      Murphy, Jennifer; Blanchard, Mathieu M; Rawdon, Caroline; Kavanagh, Fergal; Kelleher, Ian; Clarke, Mary C; Roche, Richard A P; Cannon, Mary; Department of Psychology, National University of Ireland, Maynooth, Co. Kildare, Ireland; Department of Psychiatry, Royal College of Surgeons in Ireland, Dublin, Ireland. (2012-05)
      Language impairments are a well established finding in patients with schizophrenia and in individuals at-risk for psychosis. A growing body of research has revealed shared risk factors between individuals with psychotic-like experiences (PLEs) from the general population and patients with schizophrenia.

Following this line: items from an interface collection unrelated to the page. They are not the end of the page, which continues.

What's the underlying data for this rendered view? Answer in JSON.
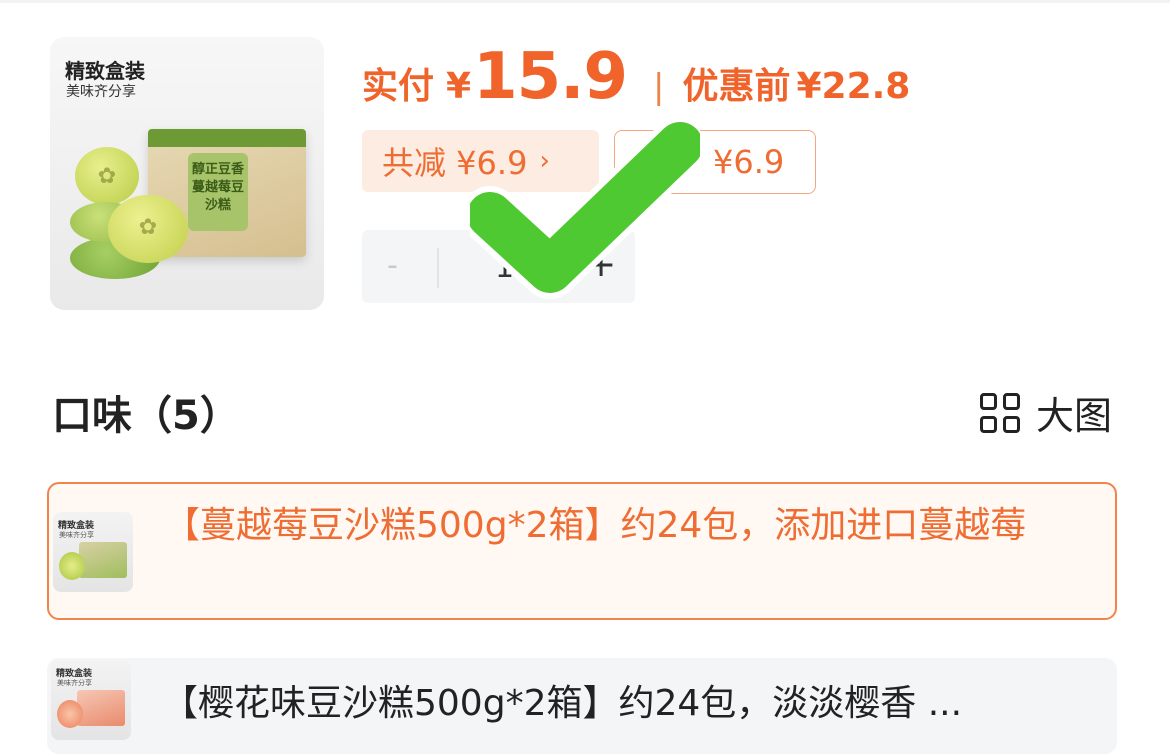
{
  "product": {
    "image_title": "精致盒装",
    "image_subtitle": "美味齐分享",
    "image_box_text": "醇正豆香 蔓越莓豆沙糕"
  },
  "price": {
    "label": "实付",
    "currency": "¥",
    "main": "15.9",
    "separator": "|",
    "original_label": "优惠前",
    "original": "¥22.8"
  },
  "coupons": {
    "total_discount": "共减 ¥6.9",
    "chevron": "›",
    "coupon_text": "¥6.9"
  },
  "quantity": {
    "minus": "-",
    "value": "1",
    "plus": "+"
  },
  "flavor": {
    "title": "口味（5）",
    "big_view_label": "大图"
  },
  "options": [
    {
      "text": "【蔓越莓豆沙糕500g*2箱】约24包，添加进口蔓越莓",
      "selected": true,
      "thumb_title": "精致盒装",
      "thumb_subtitle": "美味齐分享"
    },
    {
      "text": "【樱花味豆沙糕500g*2箱】约24包，淡淡樱香 ...",
      "selected": false,
      "thumb_title": "精致盒装",
      "thumb_subtitle": "美味齐分享"
    }
  ],
  "colors": {
    "accent": "#f0632a",
    "checkmark": "#4fc931",
    "selected_border": "#f0844a"
  }
}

In particular, adolescents with PLEs have been shown to be at an increased risk for later psychosis. However, to date there has been little information published on electrophysiological correlates of language comprehension in this at-risk group. A 64 channel EEG recorded electrical activity while 37 (16 At-Risk; 21 Controls) participants completed the British Picture Vocabulary Scale (BPVS-II) receptive vocabulary task. The P300 component was examined as a function of language comprehension. The at-risk group were impaired behaviourally on receptive language and were characterised by a reduction in P300 amplitude relative to the control group. The results of this study reveal electrophysiological evidence for receptive language deficits in adolescents with PLEs, suggesting that the earliest neurobiological changes underlying psychosis may be apparent in the adolescent period.
    • Laparoscopic adrenalectomy: Single centre experience.

      O'Farrell, N J; Collins, C G; Stafford, A T; Broe, P J; Department of General Surgery, Beaumont Hospital, Beaumont Road, Dublin 9,, Ireland. (2012-02-01)
      BACKGROUND: Laparoscopic adrenalectomy is an attractive alternative to the traditional open approach in the surgical excision of an adrenal gland. It has replaced open adrenalectomy in our institution and we review our experience to date. METHODS: All cases of laparoscopic adrenalectomies in our hospital over eight years (from 2001 to May 2009) were retrospectively reviewed. Patient demographics, diagnosis, length of hospital stay, histology and all operative and post-operative details were evaluated. RESULTS: Fifty-five laparoscopic adrenalectomies (LA) were performed on 51 patients over eight years. The mean age was 48 years (Range 16-86 years) with the male: female ratio 1:2. Twenty-three cases had a right adrenalectomy, 24 had a left adrenalectomy and the remaining four patients had bilateral adrenalectomies. 91% were successfully completed laparoscopically with five converted to an open approach. Adenomas (functional and non functional) were the leading indication for LA, followed by phaeochromocytomas. Other indications for LA included Cushing's disease, adrenal malignancies and rarer pathologies. There was one mortality from necrotising pancreatitis following a left adrenalectomy for severe Cushing's disease, with subsequent death 10 days later. CONCLUSION: Laparoscopic adrenalectomy is effective for the treatment of adrenal tumours, fulfilling the criteria for the ideal minimally invasive procedure. It has replaced the traditional open approach in our centre and is a safe and effective alternative. However, in the case of severe Cushing's disease, laparoscopic adrenalectomy has the potential for significant adverse outcomes and mortality.